In the extreme east of British Columbia, north of Kootenay National Park and bordering Banff National Park across the border with Alberta is the 1,313 square kilometre (507 square mile) Yoho National Park, its name deriving from the Cree word for awe and wonder. Home to high snow capped mountains, ice fields, glaciers, lakes and dense forests, it also holds within it the Takakkaw Falls, measuring 380 metres (1,250 ft) it is the second tallest waterfall in Canada. Another highlight of the park is Lake O'Hara, considered one of the prettiest in the region. The lake and valley are accessible by, though with limited service to preserve the environment, many visitors opt for the 11 kilometre hike. One of the seven Canadian Rocky Mountain Parks, Yoho National Park has been declared a UNESCO World Heritage Site.
In the east of British Columbia, encompassing the northern part of the Selkirk Mountains is the 1,349 square kilometre (521 square mile) Glacier National Park, earning its name due to the impressive 131 glaciers that cover 133 square kilometres (51 square miles). Bisected by two major transport routes, the Canadian Pacific Railway and Trans Canada Highway, this amazing national park can be accessed with relative ease. Both routes through the park use the Rogers Pass, a high mountain pass that crosses the range at 1,330 metres (4,360 ft) above sea level, itself designated a national historic site of Canada. One of the three oldest protected areas in Canada, home to high peaks, large glaciers, dense forests and the countries largest cave systems, it is another jewel of Canada's beautiful national park system.
In the extreme east of British Columbia, south east of Kootenay National Park, straddling the border with Alberta is the stunning 390 square kilometre (150 square mile) Mount Assiniboine Provincial Park. Centred around Mount Assinboine, a pyramidal mountain located on the Great Divide, reaching 3,618 metres (11,870 ft) above sea level it is the highest peak in the Southern Continental Ranges of the Canadian Rockies. Because of its resemblance to the famous Matterhorn in the Swiss Alps, it has been given the obvious nickname, Matterhorn Of The Rockies. Recognised for its natural beauty, the mountain landscape of the park contains habitats of rare and endangered species, among the mountain peaks, glaciers, lakes, waterfalls, canyons and great valleys. One of the seven Canadian Rocky Mountains Parks, the entirety of which been declared a UNESCO World Heritage Site.

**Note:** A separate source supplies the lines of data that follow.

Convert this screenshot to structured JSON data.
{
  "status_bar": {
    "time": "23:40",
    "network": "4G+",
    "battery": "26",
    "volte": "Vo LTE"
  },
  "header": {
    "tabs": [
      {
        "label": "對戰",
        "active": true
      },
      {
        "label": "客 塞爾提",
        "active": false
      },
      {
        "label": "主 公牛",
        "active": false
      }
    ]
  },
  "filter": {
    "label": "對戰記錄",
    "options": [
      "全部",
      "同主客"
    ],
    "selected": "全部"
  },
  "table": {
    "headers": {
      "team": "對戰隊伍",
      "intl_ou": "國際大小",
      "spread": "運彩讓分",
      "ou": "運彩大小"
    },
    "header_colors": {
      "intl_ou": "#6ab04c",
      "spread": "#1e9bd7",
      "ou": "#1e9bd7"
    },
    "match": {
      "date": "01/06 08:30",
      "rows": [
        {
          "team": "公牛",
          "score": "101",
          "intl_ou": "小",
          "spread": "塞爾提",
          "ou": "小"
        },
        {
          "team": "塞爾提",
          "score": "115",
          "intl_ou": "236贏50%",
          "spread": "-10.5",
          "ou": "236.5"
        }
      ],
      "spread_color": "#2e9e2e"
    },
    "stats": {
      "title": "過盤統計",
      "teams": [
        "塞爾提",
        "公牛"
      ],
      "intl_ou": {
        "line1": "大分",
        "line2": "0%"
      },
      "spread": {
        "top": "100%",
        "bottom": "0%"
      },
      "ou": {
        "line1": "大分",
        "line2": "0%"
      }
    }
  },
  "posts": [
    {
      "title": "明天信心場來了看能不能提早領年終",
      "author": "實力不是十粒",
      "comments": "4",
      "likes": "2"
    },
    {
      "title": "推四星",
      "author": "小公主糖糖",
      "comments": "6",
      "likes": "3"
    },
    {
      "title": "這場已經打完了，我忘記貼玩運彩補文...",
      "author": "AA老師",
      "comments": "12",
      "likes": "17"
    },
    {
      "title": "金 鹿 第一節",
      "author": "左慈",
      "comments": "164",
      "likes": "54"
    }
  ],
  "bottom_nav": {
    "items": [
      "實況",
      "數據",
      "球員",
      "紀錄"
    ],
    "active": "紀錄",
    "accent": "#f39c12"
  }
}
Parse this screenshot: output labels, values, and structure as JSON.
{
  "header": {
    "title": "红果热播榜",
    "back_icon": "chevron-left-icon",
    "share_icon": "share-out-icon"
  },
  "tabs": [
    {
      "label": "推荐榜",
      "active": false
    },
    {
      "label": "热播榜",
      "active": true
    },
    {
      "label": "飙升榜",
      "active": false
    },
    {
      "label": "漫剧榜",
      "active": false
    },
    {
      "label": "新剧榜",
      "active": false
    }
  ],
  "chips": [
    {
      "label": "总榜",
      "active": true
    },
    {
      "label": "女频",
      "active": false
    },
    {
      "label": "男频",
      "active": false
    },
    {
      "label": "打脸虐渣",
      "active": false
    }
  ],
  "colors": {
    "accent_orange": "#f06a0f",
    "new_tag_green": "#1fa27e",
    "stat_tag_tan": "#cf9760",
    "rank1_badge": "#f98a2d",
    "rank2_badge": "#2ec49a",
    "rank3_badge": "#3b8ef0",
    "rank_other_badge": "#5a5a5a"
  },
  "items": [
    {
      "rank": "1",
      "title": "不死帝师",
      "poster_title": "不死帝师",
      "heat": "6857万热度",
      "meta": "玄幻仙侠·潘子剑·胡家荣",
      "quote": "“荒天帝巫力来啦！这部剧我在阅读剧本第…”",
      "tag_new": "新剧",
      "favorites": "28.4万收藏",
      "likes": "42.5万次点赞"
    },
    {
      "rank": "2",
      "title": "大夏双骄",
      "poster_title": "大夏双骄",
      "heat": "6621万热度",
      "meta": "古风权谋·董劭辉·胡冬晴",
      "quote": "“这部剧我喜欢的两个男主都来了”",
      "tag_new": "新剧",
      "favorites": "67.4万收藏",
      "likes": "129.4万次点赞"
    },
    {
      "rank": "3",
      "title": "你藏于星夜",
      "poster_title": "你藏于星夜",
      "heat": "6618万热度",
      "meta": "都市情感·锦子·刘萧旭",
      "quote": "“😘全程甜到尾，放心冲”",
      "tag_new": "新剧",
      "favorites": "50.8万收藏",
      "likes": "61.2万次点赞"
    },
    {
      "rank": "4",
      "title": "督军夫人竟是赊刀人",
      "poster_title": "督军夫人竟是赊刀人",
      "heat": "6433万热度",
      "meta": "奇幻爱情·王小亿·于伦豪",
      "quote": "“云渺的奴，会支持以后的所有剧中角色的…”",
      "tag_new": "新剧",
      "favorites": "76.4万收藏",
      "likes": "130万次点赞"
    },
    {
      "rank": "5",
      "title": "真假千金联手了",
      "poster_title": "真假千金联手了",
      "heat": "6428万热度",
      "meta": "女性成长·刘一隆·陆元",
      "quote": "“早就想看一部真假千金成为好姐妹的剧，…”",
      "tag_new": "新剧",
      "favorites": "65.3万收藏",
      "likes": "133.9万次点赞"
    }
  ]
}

One of the most popular treks in the park is from the Mount Shark Trail Head. The unmarked trail is around 27.5 kilometres (17 miles) with most visitors expecting to take around 8 hours to complete.
2. Mount Assiniboine Provincial Park
In the extreme east of British Columbia, bordering Jasper National Park in Alberta is the 2,249 square kilometre (868 square mile) Mount Robson Provincial Park, one of the oldest protected parks in Canada. Recognised for its natural beauty, the landscape is one of mountain peaks, glaciers, lakes, waterfalls, canyons and great forests. The world renowned Berg Lake Trail takes visitors on a 23 kilometre (14 mile) fairly level hike through some of the Rockies most spectacular landscapes, ending at Mount Robson, the highest point in the Canadian Rockies. The view of Berg Lake with Mount Robson behind it is regarded to be one of the finest natural sights in the Canadian wilderness. One of the Canadian Rocky Mountains Parks, Mount Robson Provincial Park has been declared a UNESCO World Heritage Site.
Pictured is Mount Robson, Berg Glacier, Mist Glacier and Berg Lake.